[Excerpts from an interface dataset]

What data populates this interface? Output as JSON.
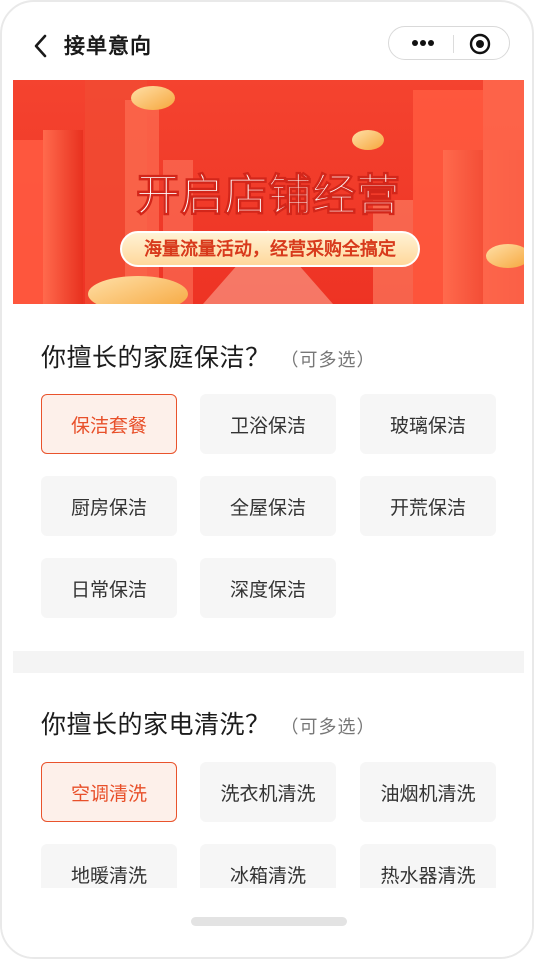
{
  "header": {
    "title": "接单意向",
    "back_icon": "back-chevron-icon",
    "more_icon": "more-dots-icon",
    "target_icon": "close-target-icon"
  },
  "banner": {
    "headline": "开启店铺经营",
    "subline": "海量流量活动，经营采购全搞定",
    "colors": {
      "bg": "#f0392b",
      "accent": "#ffd9a6"
    }
  },
  "sections": [
    {
      "title": "你擅长的家庭保洁？",
      "hint": "（可多选）",
      "options": [
        {
          "label": "保洁套餐",
          "selected": true
        },
        {
          "label": "卫浴保洁",
          "selected": false
        },
        {
          "label": "玻璃保洁",
          "selected": false
        },
        {
          "label": "厨房保洁",
          "selected": false
        },
        {
          "label": "全屋保洁",
          "selected": false
        },
        {
          "label": "开荒保洁",
          "selected": false
        },
        {
          "label": "日常保洁",
          "selected": false
        },
        {
          "label": "深度保洁",
          "selected": false
        }
      ]
    },
    {
      "title": "你擅长的家电清洗？",
      "hint": "（可多选）",
      "options": [
        {
          "label": "空调清洗",
          "selected": true
        },
        {
          "label": "洗衣机清洗",
          "selected": false
        },
        {
          "label": "油烟机清洗",
          "selected": false
        },
        {
          "label": "地暖清洗",
          "selected": false
        },
        {
          "label": "冰箱清洗",
          "selected": false
        },
        {
          "label": "热水器清洗",
          "selected": false
        }
      ]
    }
  ],
  "colors": {
    "selected_text": "#e8502a",
    "selected_border": "#e9532c",
    "chip_bg": "#f6f6f6"
  }
}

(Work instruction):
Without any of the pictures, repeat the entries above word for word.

(Exercise output):
What data populates this interface? Output as JSON.
{
  "header": {
    "title": "接单意向",
    "back_icon": "back-chevron-icon",
    "more_icon": "more-dots-icon",
    "target_icon": "close-target-icon"
  },
  "banner": {
    "headline": "开启店铺经营",
    "subline": "海量流量活动，经营采购全搞定",
    "colors": {
      "bg": "#f0392b",
      "accent": "#ffd9a6"
    }
  },
  "sections": [
    {
      "title": "你擅长的家庭保洁？",
      "hint": "（可多选）",
      "options": [
        {
          "label": "保洁套餐",
          "selected": true
        },
        {
          "label": "卫浴保洁",
          "selected": false
        },
        {
          "label": "玻璃保洁",
          "selected": false
        },
        {
          "label": "厨房保洁",
          "selected": false
        },
        {
          "label": "全屋保洁",
          "selected": false
        },
        {
          "label": "开荒保洁",
          "selected": false
        },
        {
          "label": "日常保洁",
          "selected": false
        },
        {
          "label": "深度保洁",
          "selected": false
        }
      ]
    },
    {
      "title": "你擅长的家电清洗？",
      "hint": "（可多选）",
      "options": [
        {
          "label": "空调清洗",
          "selected": true
        },
        {
          "label": "洗衣机清洗",
          "selected": false
        },
        {
          "label": "油烟机清洗",
          "selected": false
        },
        {
          "label": "地暖清洗",
          "selected": false
        },
        {
          "label": "冰箱清洗",
          "selected": false
        },
        {
          "label": "热水器清洗",
          "selected": false
        }
      ]
    }
  ],
  "colors": {
    "selected_text": "#e8502a",
    "selected_border": "#e9532c",
    "chip_bg": "#f6f6f6"
  }
}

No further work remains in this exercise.